GOAL OF THE EXERCISE>
Return only those lines of the listing in which "workspace" appears.

RECORDS TO PROCESS>
++++++
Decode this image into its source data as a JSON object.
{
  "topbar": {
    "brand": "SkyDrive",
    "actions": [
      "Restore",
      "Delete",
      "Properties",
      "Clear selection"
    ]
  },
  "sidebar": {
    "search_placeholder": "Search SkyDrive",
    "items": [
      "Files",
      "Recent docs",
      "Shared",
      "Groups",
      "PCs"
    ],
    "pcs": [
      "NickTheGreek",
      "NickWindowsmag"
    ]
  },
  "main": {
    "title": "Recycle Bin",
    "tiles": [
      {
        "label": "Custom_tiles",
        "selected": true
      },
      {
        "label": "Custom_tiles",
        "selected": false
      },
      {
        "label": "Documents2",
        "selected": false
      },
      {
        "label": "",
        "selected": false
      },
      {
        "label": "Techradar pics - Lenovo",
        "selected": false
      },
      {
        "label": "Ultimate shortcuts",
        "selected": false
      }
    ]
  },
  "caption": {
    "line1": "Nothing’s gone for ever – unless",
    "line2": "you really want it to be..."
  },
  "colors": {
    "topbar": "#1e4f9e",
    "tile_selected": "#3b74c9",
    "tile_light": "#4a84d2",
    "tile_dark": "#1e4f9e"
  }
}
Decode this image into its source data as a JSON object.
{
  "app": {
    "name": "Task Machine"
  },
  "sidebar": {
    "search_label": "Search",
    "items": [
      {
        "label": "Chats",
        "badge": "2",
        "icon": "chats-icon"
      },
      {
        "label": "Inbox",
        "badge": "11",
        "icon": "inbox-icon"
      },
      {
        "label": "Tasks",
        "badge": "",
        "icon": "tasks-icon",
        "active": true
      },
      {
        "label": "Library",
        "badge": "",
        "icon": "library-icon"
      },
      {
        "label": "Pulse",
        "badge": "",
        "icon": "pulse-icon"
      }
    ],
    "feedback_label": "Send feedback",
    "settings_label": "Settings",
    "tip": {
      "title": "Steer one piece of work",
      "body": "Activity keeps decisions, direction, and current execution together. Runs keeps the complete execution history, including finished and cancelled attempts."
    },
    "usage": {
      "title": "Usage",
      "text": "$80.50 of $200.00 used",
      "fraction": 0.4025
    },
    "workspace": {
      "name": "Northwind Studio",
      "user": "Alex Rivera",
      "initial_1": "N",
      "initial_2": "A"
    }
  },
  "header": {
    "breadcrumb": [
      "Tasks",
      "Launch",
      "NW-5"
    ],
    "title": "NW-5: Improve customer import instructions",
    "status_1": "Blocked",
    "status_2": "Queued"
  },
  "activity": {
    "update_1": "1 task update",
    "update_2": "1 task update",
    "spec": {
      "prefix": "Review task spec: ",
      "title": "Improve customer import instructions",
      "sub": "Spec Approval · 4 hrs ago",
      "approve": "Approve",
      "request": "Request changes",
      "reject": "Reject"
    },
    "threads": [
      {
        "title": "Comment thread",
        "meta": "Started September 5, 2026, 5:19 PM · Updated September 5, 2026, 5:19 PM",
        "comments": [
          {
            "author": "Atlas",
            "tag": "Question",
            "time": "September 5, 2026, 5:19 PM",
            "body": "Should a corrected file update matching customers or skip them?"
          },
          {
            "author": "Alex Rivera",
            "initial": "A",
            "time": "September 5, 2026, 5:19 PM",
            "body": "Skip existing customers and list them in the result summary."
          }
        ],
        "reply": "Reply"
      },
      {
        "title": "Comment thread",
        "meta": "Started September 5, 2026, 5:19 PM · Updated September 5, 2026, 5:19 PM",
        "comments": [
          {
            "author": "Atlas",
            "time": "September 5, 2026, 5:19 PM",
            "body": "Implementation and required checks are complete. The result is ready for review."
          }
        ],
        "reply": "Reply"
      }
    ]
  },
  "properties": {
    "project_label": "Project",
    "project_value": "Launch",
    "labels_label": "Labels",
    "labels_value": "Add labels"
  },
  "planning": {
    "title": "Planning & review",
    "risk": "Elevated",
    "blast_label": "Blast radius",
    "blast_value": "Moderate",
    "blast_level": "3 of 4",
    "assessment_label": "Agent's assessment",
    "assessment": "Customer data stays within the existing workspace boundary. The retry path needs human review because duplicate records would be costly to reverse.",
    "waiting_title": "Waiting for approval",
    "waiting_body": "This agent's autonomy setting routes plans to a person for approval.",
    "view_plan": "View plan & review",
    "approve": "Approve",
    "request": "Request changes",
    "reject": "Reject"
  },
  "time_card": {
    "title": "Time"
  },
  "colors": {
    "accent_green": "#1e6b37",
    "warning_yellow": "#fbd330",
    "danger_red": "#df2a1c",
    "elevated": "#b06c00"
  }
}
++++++
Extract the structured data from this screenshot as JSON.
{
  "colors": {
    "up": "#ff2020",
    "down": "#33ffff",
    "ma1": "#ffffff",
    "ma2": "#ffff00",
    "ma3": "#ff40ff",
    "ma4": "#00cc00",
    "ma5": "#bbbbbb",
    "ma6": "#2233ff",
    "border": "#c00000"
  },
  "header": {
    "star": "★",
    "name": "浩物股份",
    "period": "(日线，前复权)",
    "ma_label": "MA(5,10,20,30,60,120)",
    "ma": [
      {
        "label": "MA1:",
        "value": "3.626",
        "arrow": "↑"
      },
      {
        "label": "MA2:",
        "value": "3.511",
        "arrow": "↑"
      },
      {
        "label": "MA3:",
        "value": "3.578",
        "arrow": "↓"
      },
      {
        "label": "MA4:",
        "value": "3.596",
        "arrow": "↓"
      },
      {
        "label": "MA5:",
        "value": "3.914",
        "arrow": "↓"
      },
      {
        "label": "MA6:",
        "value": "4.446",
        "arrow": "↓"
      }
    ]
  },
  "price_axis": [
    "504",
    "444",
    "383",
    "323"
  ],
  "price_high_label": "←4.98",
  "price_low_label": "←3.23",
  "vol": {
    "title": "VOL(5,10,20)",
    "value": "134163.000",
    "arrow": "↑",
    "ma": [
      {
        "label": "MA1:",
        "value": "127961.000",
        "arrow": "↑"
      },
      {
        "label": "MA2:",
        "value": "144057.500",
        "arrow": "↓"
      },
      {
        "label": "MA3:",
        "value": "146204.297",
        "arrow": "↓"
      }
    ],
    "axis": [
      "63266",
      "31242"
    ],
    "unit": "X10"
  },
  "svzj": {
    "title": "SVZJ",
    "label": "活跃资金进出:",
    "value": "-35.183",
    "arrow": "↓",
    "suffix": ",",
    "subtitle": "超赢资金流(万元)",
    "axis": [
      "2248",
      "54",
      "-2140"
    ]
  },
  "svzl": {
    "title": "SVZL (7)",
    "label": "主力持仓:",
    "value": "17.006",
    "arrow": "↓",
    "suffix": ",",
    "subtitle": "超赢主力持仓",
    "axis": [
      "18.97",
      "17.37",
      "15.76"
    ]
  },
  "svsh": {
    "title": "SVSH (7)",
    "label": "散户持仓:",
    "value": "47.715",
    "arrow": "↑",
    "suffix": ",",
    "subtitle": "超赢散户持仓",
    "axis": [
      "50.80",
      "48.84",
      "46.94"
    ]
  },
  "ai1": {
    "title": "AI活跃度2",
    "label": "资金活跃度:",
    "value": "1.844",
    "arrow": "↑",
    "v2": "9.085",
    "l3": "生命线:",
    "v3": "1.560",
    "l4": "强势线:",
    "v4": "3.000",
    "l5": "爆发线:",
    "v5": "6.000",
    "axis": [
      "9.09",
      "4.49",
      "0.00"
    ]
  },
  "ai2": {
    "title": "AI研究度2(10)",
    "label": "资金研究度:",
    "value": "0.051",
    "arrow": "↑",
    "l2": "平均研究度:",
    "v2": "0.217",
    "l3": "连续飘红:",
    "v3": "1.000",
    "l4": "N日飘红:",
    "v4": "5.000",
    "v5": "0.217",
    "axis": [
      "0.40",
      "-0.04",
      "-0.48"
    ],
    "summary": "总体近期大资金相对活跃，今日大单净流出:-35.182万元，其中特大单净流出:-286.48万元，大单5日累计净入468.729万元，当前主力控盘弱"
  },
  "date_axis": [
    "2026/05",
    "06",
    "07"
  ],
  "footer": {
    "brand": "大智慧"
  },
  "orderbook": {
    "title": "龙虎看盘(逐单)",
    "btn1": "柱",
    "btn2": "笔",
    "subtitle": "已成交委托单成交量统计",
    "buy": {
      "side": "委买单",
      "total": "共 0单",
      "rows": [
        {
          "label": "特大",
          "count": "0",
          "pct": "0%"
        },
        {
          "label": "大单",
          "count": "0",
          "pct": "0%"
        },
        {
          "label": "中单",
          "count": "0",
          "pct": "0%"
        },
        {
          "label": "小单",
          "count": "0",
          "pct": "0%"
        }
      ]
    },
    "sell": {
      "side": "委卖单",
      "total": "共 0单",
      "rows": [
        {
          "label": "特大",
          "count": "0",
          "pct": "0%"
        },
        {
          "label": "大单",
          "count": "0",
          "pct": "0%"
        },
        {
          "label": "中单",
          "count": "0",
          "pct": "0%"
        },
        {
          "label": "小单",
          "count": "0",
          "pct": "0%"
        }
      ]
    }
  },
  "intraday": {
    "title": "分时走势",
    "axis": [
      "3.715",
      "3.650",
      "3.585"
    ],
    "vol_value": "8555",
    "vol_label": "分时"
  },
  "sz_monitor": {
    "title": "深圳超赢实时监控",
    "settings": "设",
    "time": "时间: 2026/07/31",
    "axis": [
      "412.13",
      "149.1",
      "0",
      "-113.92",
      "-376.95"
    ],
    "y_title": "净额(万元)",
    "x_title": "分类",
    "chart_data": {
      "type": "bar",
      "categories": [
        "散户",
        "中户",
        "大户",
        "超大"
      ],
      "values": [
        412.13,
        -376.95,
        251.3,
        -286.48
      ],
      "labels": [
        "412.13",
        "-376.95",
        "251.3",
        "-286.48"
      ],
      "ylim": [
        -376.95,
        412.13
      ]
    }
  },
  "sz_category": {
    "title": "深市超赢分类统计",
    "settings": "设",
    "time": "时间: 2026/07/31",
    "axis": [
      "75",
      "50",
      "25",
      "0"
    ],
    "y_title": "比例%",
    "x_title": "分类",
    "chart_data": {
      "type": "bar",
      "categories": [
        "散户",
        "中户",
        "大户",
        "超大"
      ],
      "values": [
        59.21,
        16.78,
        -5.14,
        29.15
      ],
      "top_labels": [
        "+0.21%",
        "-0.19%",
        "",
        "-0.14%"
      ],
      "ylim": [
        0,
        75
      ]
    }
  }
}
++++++
RESPONSE FOR THIS EXERCISE>
    "workspace": {
    "assessment": "Customer data stays within the existing workspace boundary. The retry path needs human review because duplicate records would be costly to reverse.",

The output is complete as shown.